This was the day we would take a drive out to visit Lake Pukaki and Lake Tekapo about three hours away. We hit the road early to make the most of fall's limited daylight, ready for a more relaxed pace. When we came across A.J. Hackett Bungy, the world's first Bungy site, I was yet unaware of just how far from relaxed I'd be getting.
We grabbed the cameras and descended the spiral walkramp to the viewing deck positioned at one end of the Kawarau Bridge, which stretched over the river of the same name. Not two days before when asked if I'd ever Bungy jump, my answer was a swift no; I'd seen the jolt people received when they reached the end of the cord and it looked painful. But as we watched a man spread his arms and leap into a serene looking swan-dive, then smoothly stretch down and swing back up after reaching the cord's ultimate stretch point, I experienced a nearly immediate desire to do it, myself. There was not jolt, no whiplash, nothing that looked the least bit uncomfortable, aside from the whole jumping off a bridge thing. I was bubbling over with excitement and a little bit of fear (the best combination for anyone who enjoys a shot of adrenaline), but Chris kept a straight face. Remember, not so fond of heights. I went back and forth. It's too expensive, I shouldn't do it. But this is the birthplace of Bungy, how can I not do it? What a fantastic place to Bungy jump for the first - and maybe only - time!
Can you guess which way I went?

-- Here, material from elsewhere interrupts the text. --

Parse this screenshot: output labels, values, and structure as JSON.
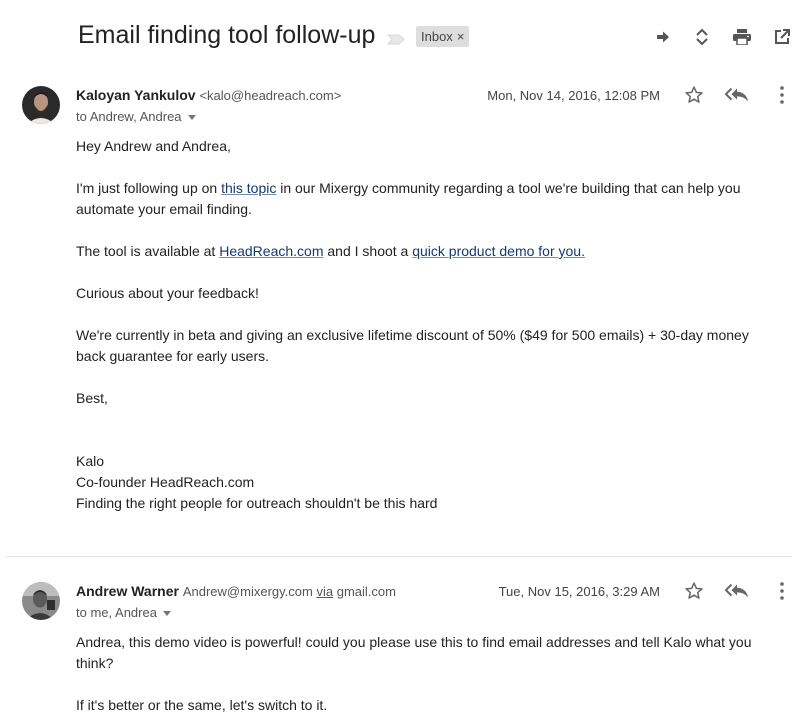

The guys who strapped me into the safety harness and then ankle straps were immune to the excitement of a first-timer, but it didn't matter. As I watched one guy wrap my ankles tightly I asked why no one had been screaming. They hadn't noticed. I said there was absolutely no way I was going to be able to keep myself from doing so, and they said that I got to be the first of the day. It was quick once my ankles and safety harness were hooked to the Bungy cord. I was instructed to walk out to the edge of the platform, which I did in tiny mini-steps. Then it was time for a couple pictures before the leap. I could hear my heart pounding in my ears as the guy told me to let go of the handle - I didn't realize I was holding on. He told me to reach my arms out and look up, a smart way to keep from not hesitating before hurtling yourself off a bridge, and before I had time to think he counted down, 3, 2, 1, JUMP!
All I saw was that gorgeous, turquoise colored water in front of me, and all I heard was my own hideous scream as I flew toward it. Seriously, I could never be in a horror movie because my scream was disgusting. It had the guttural quality of someone who is truly being sawed in half. The vertical fall sent my brain into I'm-going-to-die adrenaline-pumping overload, but once I swung back up, it was all peace. My favorite ride ay any amusement park is the one where they shoot you straight up into the air, and then you free-fall back down. After the free-fall, you usually shoot back up again, then down again, and so on. The feeling of calm after that rush from the fall when you're just floating in the air like a feather is what the rest of my Bungy experience felt like. Just me, swinging slowly up and down, back and forth over the Kawarau River, laughing from the relief of surviving...
Ask me now if I'd do it again, and my answer is now a swift, yes! But given the opportunity to do a second jump for a third of the price right after my big jump, and I said, Thanks, I'm good. Once was enough, and besides, I didn't want to take away from the unique awesomeness of my first jump. I got the T-shirt, the pictures, and a high-five from a couple of Japanese women who praised my courage, and I was set.
When we left to get back to our scheduled day trip, I couldn't come down. My heart rate remained happily up, I was so excited and proud of the very impromptu nature of what I'd just done. I'm a planner, to the extent of practicing certain conversations in my head before they happen so I'm better prepared. Anything on a whim kind of stresses me out, but this didn't. This was amazing and liberating in a way I hadn't expected. Aside from the fear of plummeting to your death, there is something innately unnatural about willing yourself to step (or jump) off of a platform of a bridge. Something to do with our primal need to survive, or something :) But doing it was kind of an eye-opener for me. If I can just do something I'm ultimately afraid fo doing, instead of obsessing over it and over-thinking it as I always do, it might just work out okay. I might survive it, and I might just have a great time. Apply that to what you will. As for me, I'm a little less afraid of taking a leap now, and I thank Mr. A.J. Hackett for helping me out with that.